Sorkin wants to penalize the abstinence that powers economic growth. Yes, investment is the driver of growth. Always.
Furthermore, he misses what “everyone” should know, that "carried interest" and capital gains income is not income. Each is what the intrepid take in after delaying consumption in favor of making investments that often have high odds of low to negative returns. Basically, Sorkin wants to penalize the abstinence that powers economic growth. Yes, investment is the driver of growth. Always.
All this rates extra attention in consideration of Sorkin's admiration for charitable giving. Figure that if he loves charity, he must really love job opportunities for those who lack them. And that’s the beauty of investment. Indeed, “everyone” at least should know that companies and jobs are always and everywhere an effect of investment. In that case, most “everyone” should be against the penalization of successful investment. Important here is that a tax on capital gains and/or carried interest is a tax on investment. Crucial is that “income” from either is once again far from a certainty, so it’s wholly illogical to treat what’s not income as income. The penalty for those willing to put capital to work should be zero.
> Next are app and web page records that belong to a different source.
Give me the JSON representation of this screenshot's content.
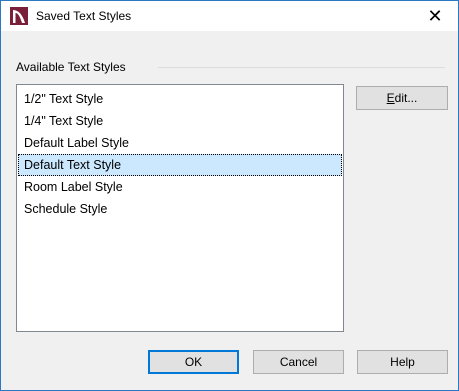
{
  "window": {
    "title": "Saved Text Styles",
    "close_glyph": "✕"
  },
  "group": {
    "label": "Available Text Styles"
  },
  "list": {
    "items": [
      {
        "label": "1/2\" Text Style"
      },
      {
        "label": "1/4\" Text Style"
      },
      {
        "label": "Default Label Style"
      },
      {
        "label": "Default Text Style",
        "selected": true
      },
      {
        "label": "Room Label Style"
      },
      {
        "label": "Schedule Style"
      }
    ]
  },
  "buttons": {
    "edit_mnemonic": "E",
    "edit_rest": "dit...",
    "ok": "OK",
    "cancel": "Cancel",
    "help": "Help"
  },
  "colors": {
    "selection": "#cce8ff",
    "window_border": "#2b79c2",
    "icon": "#7a1f3a"
  },
  "icons": {
    "app": "chief-architect-logo-icon",
    "close": "close-icon"
  }
}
Abundance Increases Investment
The problem for Sorkin is that he thinks major concentrations of wealth are bad. This explains his desire to greatly reduce the $11.2 million estate tax exclusion. Here Sorkin would simply be wise to watch more closely the difference between the rich and the rest of us. It's not that the rich spend more.
What makes the rich crucial to progress is that they quite simply cannot spend it all. That they can’t means that, short of stuffing their wealth under mattresses, they must invest what's not taken. And that’s the beauty of keeping taxes on them as low as possible. That's why $1,000 found on 79th and Madison is so much more valuable. It has the greatest odds of being invested.
The rich are not like the rest us in that they invest the copious sums left over after taxes.
Stated simply, not all money is created equal. While $20 billion in tax cuts for middle earners will be spent, $20 billion in cuts for those who already have life's necessities and luxuries covered will almost, as a rule, be allocated toward today's and tomorrow's companies. There’s your growth, there’s your broad job opportunity, and since Sorkin is so confident that “nobody wants to dissuade charitable giving,” there’s your extra charity.
It's said that New York Times elites are too far from the common man, that their vantage point is too often one of Manhattan and Greenwich. The critics get it backwards. In Sorkin’s case, he’s got the ultimate access to the richest of the rich, but he’s maybe not learning enough from those he has access to. With a better eye, he’d see that the rich are not like the rest us in that they invest the copious sums left over after taxes.
And the world is much, much better because they do. This can’t be forgotten when it comes to tax policy. Andrew Ross Sorkin needs to spend much more time in Greenwich and Manhattan.